*** Opening Dataset ***

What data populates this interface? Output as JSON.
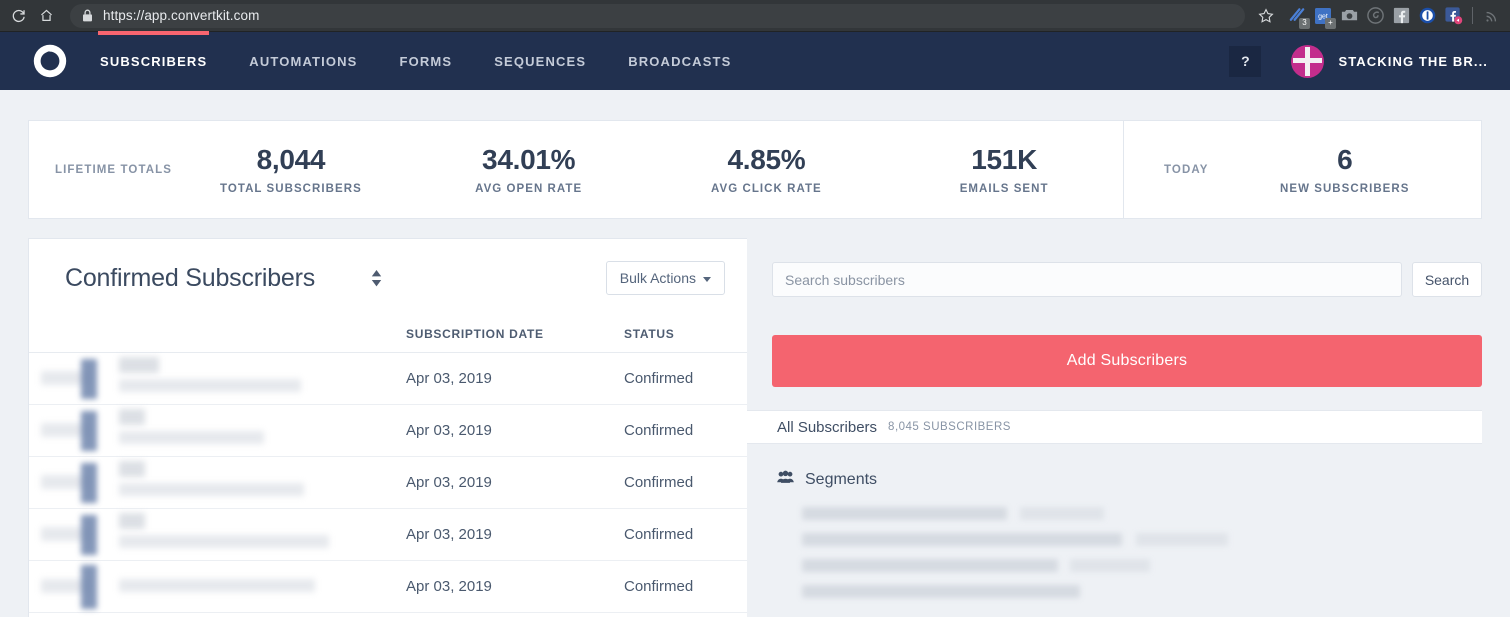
{
  "browser": {
    "url": "https://app.convertkit.com",
    "reload_icon": "reload-icon",
    "home_icon": "home-icon",
    "lock_icon": "lock-icon",
    "bookmark_icon": "star-icon",
    "extensions": [
      {
        "name": "grammarly-extension-icon",
        "badge": "3"
      },
      {
        "name": "pocket-extension-icon",
        "badge": "+"
      },
      {
        "name": "screenshot-extension-icon",
        "badge": ""
      },
      {
        "name": "evernote-extension-icon",
        "badge": ""
      },
      {
        "name": "facebook-extension-icon",
        "badge": ""
      },
      {
        "name": "onepassword-extension-icon",
        "badge": ""
      },
      {
        "name": "facebook-pixel-extension-icon",
        "badge": ""
      },
      {
        "name": "rss-feed-extension-icon",
        "badge": ""
      }
    ]
  },
  "nav": {
    "logo": "convertkit-logo",
    "links": [
      {
        "label": "SUBSCRIBERS",
        "active": true
      },
      {
        "label": "AUTOMATIONS",
        "active": false
      },
      {
        "label": "FORMS",
        "active": false
      },
      {
        "label": "SEQUENCES",
        "active": false
      },
      {
        "label": "BROADCASTS",
        "active": false
      }
    ],
    "help_label": "?",
    "account_name": "STACKING THE BR...",
    "avatar": "account-avatar"
  },
  "stats": {
    "lifetime_label": "LIFETIME TOTALS",
    "lifetime": [
      {
        "value": "8,044",
        "label": "TOTAL SUBSCRIBERS"
      },
      {
        "value": "34.01%",
        "label": "AVG OPEN RATE"
      },
      {
        "value": "4.85%",
        "label": "AVG CLICK RATE"
      },
      {
        "value": "151K",
        "label": "EMAILS SENT"
      }
    ],
    "today_label": "TODAY",
    "today": [
      {
        "value": "6",
        "label": "NEW SUBSCRIBERS"
      }
    ]
  },
  "subscribers_panel": {
    "title": "Confirmed Subscribers",
    "sort_icon": "sort-updown-icon",
    "bulk_actions_label": "Bulk Actions",
    "columns": [
      "",
      "SUBSCRIPTION DATE",
      "STATUS"
    ],
    "rows": [
      {
        "person": "",
        "date": "Apr 03, 2019",
        "status": "Confirmed"
      },
      {
        "person": "",
        "date": "Apr 03, 2019",
        "status": "Confirmed"
      },
      {
        "person": "",
        "date": "Apr 03, 2019",
        "status": "Confirmed"
      },
      {
        "person": "",
        "date": "Apr 03, 2019",
        "status": "Confirmed"
      },
      {
        "person": "",
        "date": "Apr 03, 2019",
        "status": "Confirmed"
      }
    ]
  },
  "sidebar": {
    "search_placeholder": "Search subscribers",
    "search_value": "",
    "search_button": "Search",
    "add_subscribers_label": "Add Subscribers",
    "all_subscribers_label": "All Subscribers",
    "all_subscribers_count": "8,045 SUBSCRIBERS",
    "segments_icon": "people-group-icon",
    "segments_label": "Segments",
    "segments": [
      "",
      "",
      "",
      ""
    ]
  },
  "colors": {
    "nav_background": "#21304f",
    "accent": "#f86570",
    "add_button": "#f4646f",
    "page_background": "#eef1f5",
    "avatar": "#c32d8c",
    "browser_chrome": "#323639"
  }
}
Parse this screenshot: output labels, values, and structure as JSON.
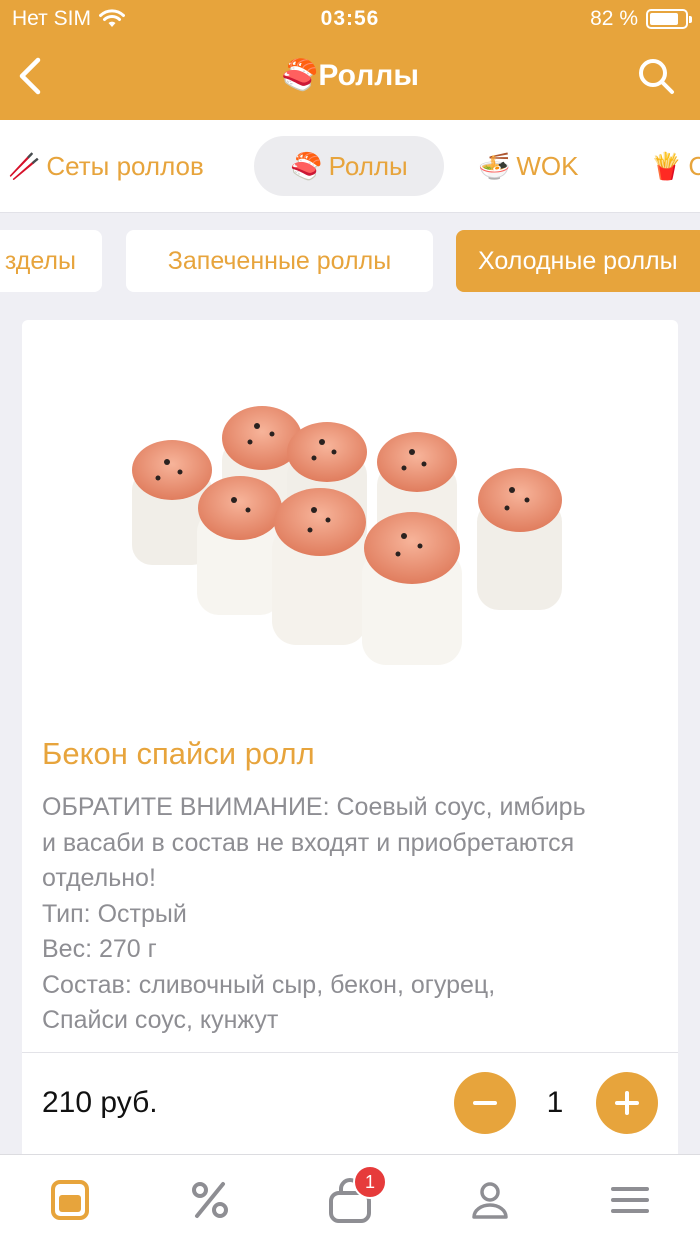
{
  "status": {
    "carrier": "Нет SIM",
    "time": "03:56",
    "battery": "82 %",
    "battery_level": 0.82
  },
  "header": {
    "title": "🍣Роллы",
    "back_icon": "chevron-left-icon",
    "search_icon": "search-icon"
  },
  "categories": [
    {
      "emoji": "🥢",
      "label": "Сеты роллов",
      "active": false
    },
    {
      "emoji": "🍣",
      "label": "Роллы",
      "active": true
    },
    {
      "emoji": "🍜",
      "label": "WOK",
      "active": false
    },
    {
      "emoji": "🍟",
      "label": "С",
      "active": false
    }
  ],
  "subcategories": [
    {
      "label": "зделы",
      "active": false
    },
    {
      "label": "Запеченные роллы",
      "active": false
    },
    {
      "label": "Холодные роллы",
      "active": true
    }
  ],
  "product": {
    "name": "Бекон спайси ролл",
    "description_lines": [
      "ОБРАТИТЕ ВНИМАНИЕ: Соевый соус, имбирь",
      "и васаби в состав не входят и приобретаются",
      "отдельно!",
      "Тип: Острый",
      "Вес: 270 г",
      "Состав: сливочный сыр, бекон, огурец,",
      "Спайси соус, кунжут"
    ],
    "price": "210 руб.",
    "quantity": "1"
  },
  "tabbar": {
    "items": [
      "menu-icon",
      "discount-icon",
      "cart-icon",
      "profile-icon",
      "hamburger-icon"
    ],
    "cart_badge": "1"
  },
  "colors": {
    "accent": "#e7a43c",
    "background": "#efeff4",
    "text_muted": "#8e8e93",
    "badge": "#e63b3b"
  }
}
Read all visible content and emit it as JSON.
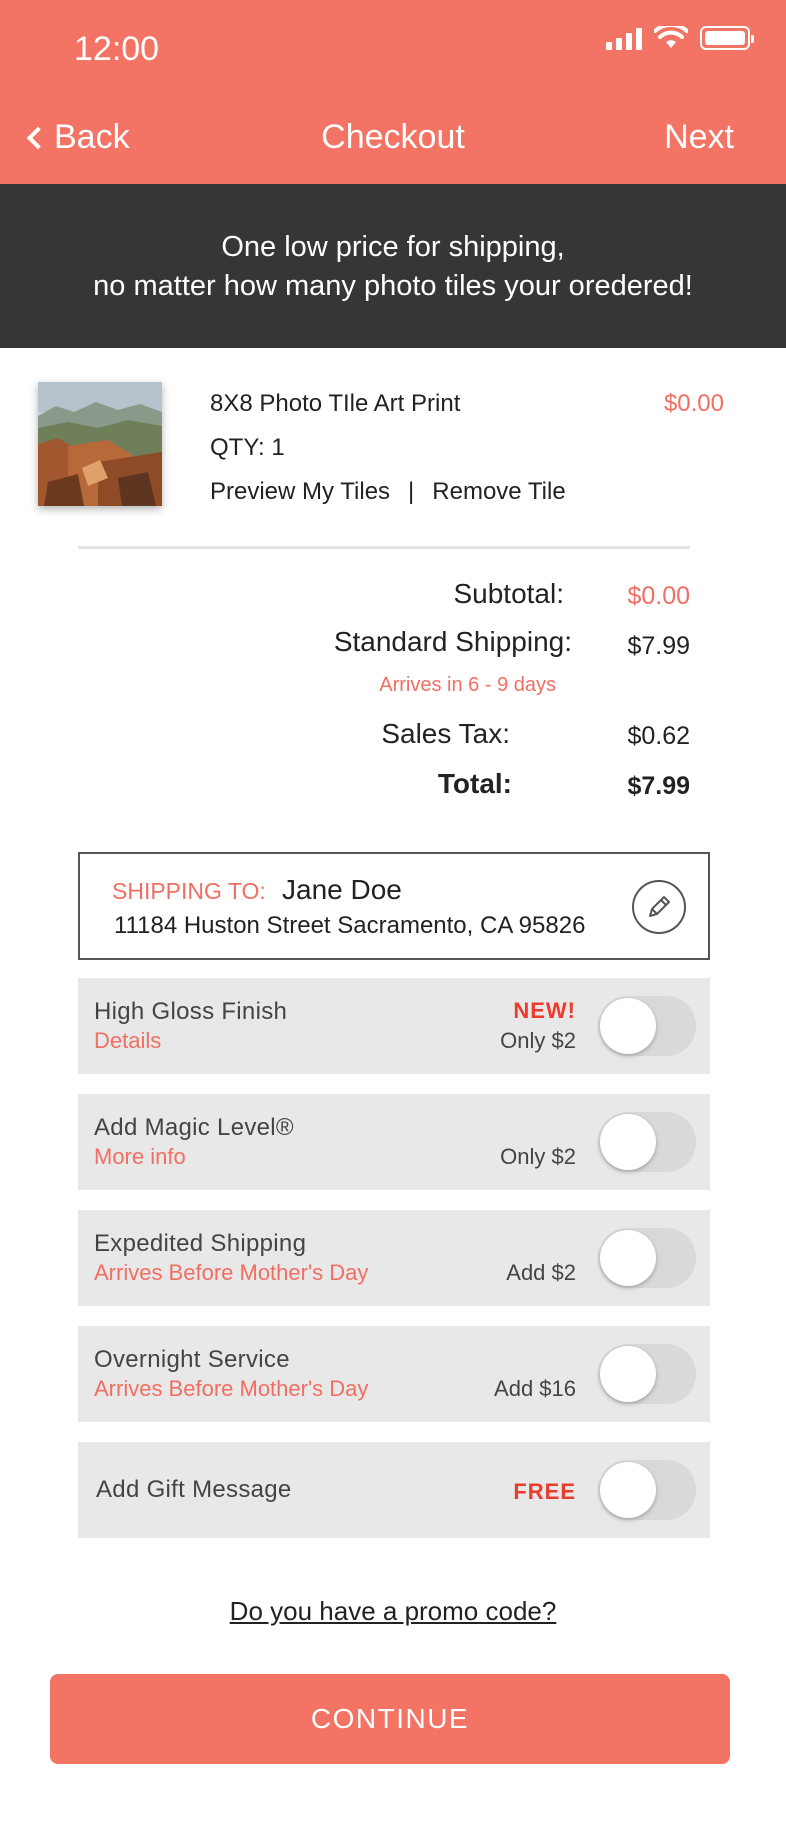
{
  "status_bar": {
    "time": "12:00"
  },
  "nav": {
    "back_label": "Back",
    "title": "Checkout",
    "next_label": "Next"
  },
  "banner": {
    "line1": "One low price for shipping,",
    "line2": "no matter how many photo tiles your oredered!"
  },
  "item": {
    "name": "8X8 Photo TIle Art Print",
    "price": "$0.00",
    "qty": "QTY: 1",
    "preview_link": "Preview My Tiles",
    "separator": "|",
    "remove_link": "Remove Tile"
  },
  "summary": {
    "subtotal_label": "Subtotal:",
    "subtotal_value": "$0.00",
    "shipping_label": "Standard Shipping:",
    "shipping_value": "$7.99",
    "arrives": "Arrives in 6 - 9 days",
    "tax_label": "Sales Tax:",
    "tax_value": "$0.62",
    "total_label": "Total:",
    "total_value": "$7.99"
  },
  "shipping": {
    "label": "SHIPPING TO:",
    "name": "Jane Doe",
    "address": "11184 Huston Street Sacramento, CA 95826"
  },
  "options": [
    {
      "title": "High Gloss Finish",
      "sub": "Details",
      "badge": "NEW!",
      "price": "Only $2",
      "enabled": false
    },
    {
      "title": "Add Magic Level®",
      "sub": "More info",
      "price": "Only $2",
      "enabled": false
    },
    {
      "title": "Expedited Shipping",
      "sub": "Arrives Before Mother's Day",
      "price": "Add $2",
      "enabled": false
    },
    {
      "title": "Overnight Service",
      "sub": "Arrives Before Mother's Day",
      "price": "Add $16",
      "enabled": false
    },
    {
      "title": "Add Gift Message",
      "price": "FREE",
      "enabled": false
    }
  ],
  "promo_link": "Do you have a promo code?",
  "continue_label": "CONTINUE",
  "colors": {
    "accent": "#f37365",
    "banner": "#363636",
    "option_bg": "#e8e8e8",
    "link": "#f06f62"
  }
}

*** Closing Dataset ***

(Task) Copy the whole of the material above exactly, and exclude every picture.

(Task response)
What data populates this interface? Output as JSON.
{
  "browser": {
    "url": "https://app.convertkit.com",
    "reload_icon": "reload-icon",
    "home_icon": "home-icon",
    "lock_icon": "lock-icon",
    "bookmark_icon": "star-icon",
    "extensions": [
      {
        "name": "grammarly-extension-icon",
        "badge": "3"
      },
      {
        "name": "pocket-extension-icon",
        "badge": "+"
      },
      {
        "name": "screenshot-extension-icon",
        "badge": ""
      },
      {
        "name": "evernote-extension-icon",
        "badge": ""
      },
      {
        "name": "facebook-extension-icon",
        "badge": ""
      },
      {
        "name": "onepassword-extension-icon",
        "badge": ""
      },
      {
        "name": "facebook-pixel-extension-icon",
        "badge": ""
      },
      {
        "name": "rss-feed-extension-icon",
        "badge": ""
      }
    ]
  },
  "nav": {
    "logo": "convertkit-logo",
    "links": [
      {
        "label": "SUBSCRIBERS",
        "active": true
      },
      {
        "label": "AUTOMATIONS",
        "active": false
      },
      {
        "label": "FORMS",
        "active": false
      },
      {
        "label": "SEQUENCES",
        "active": false
      },
      {
        "label": "BROADCASTS",
        "active": false
      }
    ],
    "help_label": "?",
    "account_name": "STACKING THE BR...",
    "avatar": "account-avatar"
  },
  "stats": {
    "lifetime_label": "LIFETIME TOTALS",
    "lifetime": [
      {
        "value": "8,044",
        "label": "TOTAL SUBSCRIBERS"
      },
      {
        "value": "34.01%",
        "label": "AVG OPEN RATE"
      },
      {
        "value": "4.85%",
        "label": "AVG CLICK RATE"
      },
      {
        "value": "151K",
        "label": "EMAILS SENT"
      }
    ],
    "today_label": "TODAY",
    "today": [
      {
        "value": "6",
        "label": "NEW SUBSCRIBERS"
      }
    ]
  },
  "subscribers_panel": {
    "title": "Confirmed Subscribers",
    "sort_icon": "sort-updown-icon",
    "bulk_actions_label": "Bulk Actions",
    "columns": [
      "",
      "SUBSCRIPTION DATE",
      "STATUS"
    ],
    "rows": [
      {
        "person": "",
        "date": "Apr 03, 2019",
        "status": "Confirmed"
      },
      {
        "person": "",
        "date": "Apr 03, 2019",
        "status": "Confirmed"
      },
      {
        "person": "",
        "date": "Apr 03, 2019",
        "status": "Confirmed"
      },
      {
        "person": "",
        "date": "Apr 03, 2019",
        "status": "Confirmed"
      },
      {
        "person": "",
        "date": "Apr 03, 2019",
        "status": "Confirmed"
      }
    ]
  },
  "sidebar": {
    "search_placeholder": "Search subscribers",
    "search_value": "",
    "search_button": "Search",
    "add_subscribers_label": "Add Subscribers",
    "all_subscribers_label": "All Subscribers",
    "all_subscribers_count": "8,045 SUBSCRIBERS",
    "segments_icon": "people-group-icon",
    "segments_label": "Segments",
    "segments": [
      "",
      "",
      "",
      ""
    ]
  },
  "colors": {
    "nav_background": "#21304f",
    "accent": "#f86570",
    "add_button": "#f4646f",
    "page_background": "#eef1f5",
    "avatar": "#c32d8c",
    "browser_chrome": "#323639"
  }
}
Parse this screenshot: output labels, values, and structure as JSON.
{
  "status": {
    "carrier": "Нет SIM",
    "time": "03:56",
    "battery": "82 %",
    "battery_level": 0.82
  },
  "header": {
    "title": "🍣Роллы",
    "back_icon": "chevron-left-icon",
    "search_icon": "search-icon"
  },
  "categories": [
    {
      "emoji": "🥢",
      "label": "Сеты роллов",
      "active": false
    },
    {
      "emoji": "🍣",
      "label": "Роллы",
      "active": true
    },
    {
      "emoji": "🍜",
      "label": "WOK",
      "active": false
    },
    {
      "emoji": "🍟",
      "label": "С",
      "active": false
    }
  ],
  "subcategories": [
    {
      "label": "зделы",
      "active": false
    },
    {
      "label": "Запеченные роллы",
      "active": false
    },
    {
      "label": "Холодные роллы",
      "active": true
    }
  ],
  "product": {
    "name": "Бекон спайси ролл",
    "description_lines": [
      "ОБРАТИТЕ ВНИМАНИЕ: Соевый соус, имбирь",
      "и васаби в состав не входят и приобретаются",
      "отдельно!",
      "Тип: Острый",
      "Вес: 270 г",
      "Состав: сливочный сыр, бекон, огурец,",
      "Спайси соус, кунжут"
    ],
    "price": "210 руб.",
    "quantity": "1"
  },
  "tabbar": {
    "items": [
      "menu-icon",
      "discount-icon",
      "cart-icon",
      "profile-icon",
      "hamburger-icon"
    ],
    "cart_badge": "1"
  },
  "colors": {
    "accent": "#e7a43c",
    "background": "#efeff4",
    "text_muted": "#8e8e93",
    "badge": "#e63b3b"
  }
}
Read all visible content and emit it as JSON.
{
  "status_bar": {
    "time": "12:00"
  },
  "nav": {
    "back_label": "Back",
    "title": "Checkout",
    "next_label": "Next"
  },
  "banner": {
    "line1": "One low price for shipping,",
    "line2": "no matter how many photo tiles your oredered!"
  },
  "item": {
    "name": "8X8 Photo TIle Art Print",
    "price": "$0.00",
    "qty": "QTY: 1",
    "preview_link": "Preview My Tiles",
    "separator": "|",
    "remove_link": "Remove Tile"
  },
  "summary": {
    "subtotal_label": "Subtotal:",
    "subtotal_value": "$0.00",
    "shipping_label": "Standard Shipping:",
    "shipping_value": "$7.99",
    "arrives": "Arrives in 6 - 9 days",
    "tax_label": "Sales Tax:",
    "tax_value": "$0.62",
    "total_label": "Total:",
    "total_value": "$7.99"
  },
  "shipping": {
    "label": "SHIPPING TO:",
    "name": "Jane Doe",
    "address": "11184 Huston Street Sacramento, CA 95826"
  },
  "options": [
    {
      "title": "High Gloss Finish",
      "sub": "Details",
      "badge": "NEW!",
      "price": "Only $2",
      "enabled": false
    },
    {
      "title": "Add Magic Level®",
      "sub": "More info",
      "price": "Only $2",
      "enabled": false
    },
    {
      "title": "Expedited Shipping",
      "sub": "Arrives Before Mother's Day",
      "price": "Add $2",
      "enabled": false
    },
    {
      "title": "Overnight Service",
      "sub": "Arrives Before Mother's Day",
      "price": "Add $16",
      "enabled": false
    },
    {
      "title": "Add Gift Message",
      "price": "FREE",
      "enabled": false
    }
  ],
  "promo_link": "Do you have a promo code?",
  "continue_label": "CONTINUE",
  "colors": {
    "accent": "#f37365",
    "banner": "#363636",
    "option_bg": "#e8e8e8",
    "link": "#f06f62"
  }
}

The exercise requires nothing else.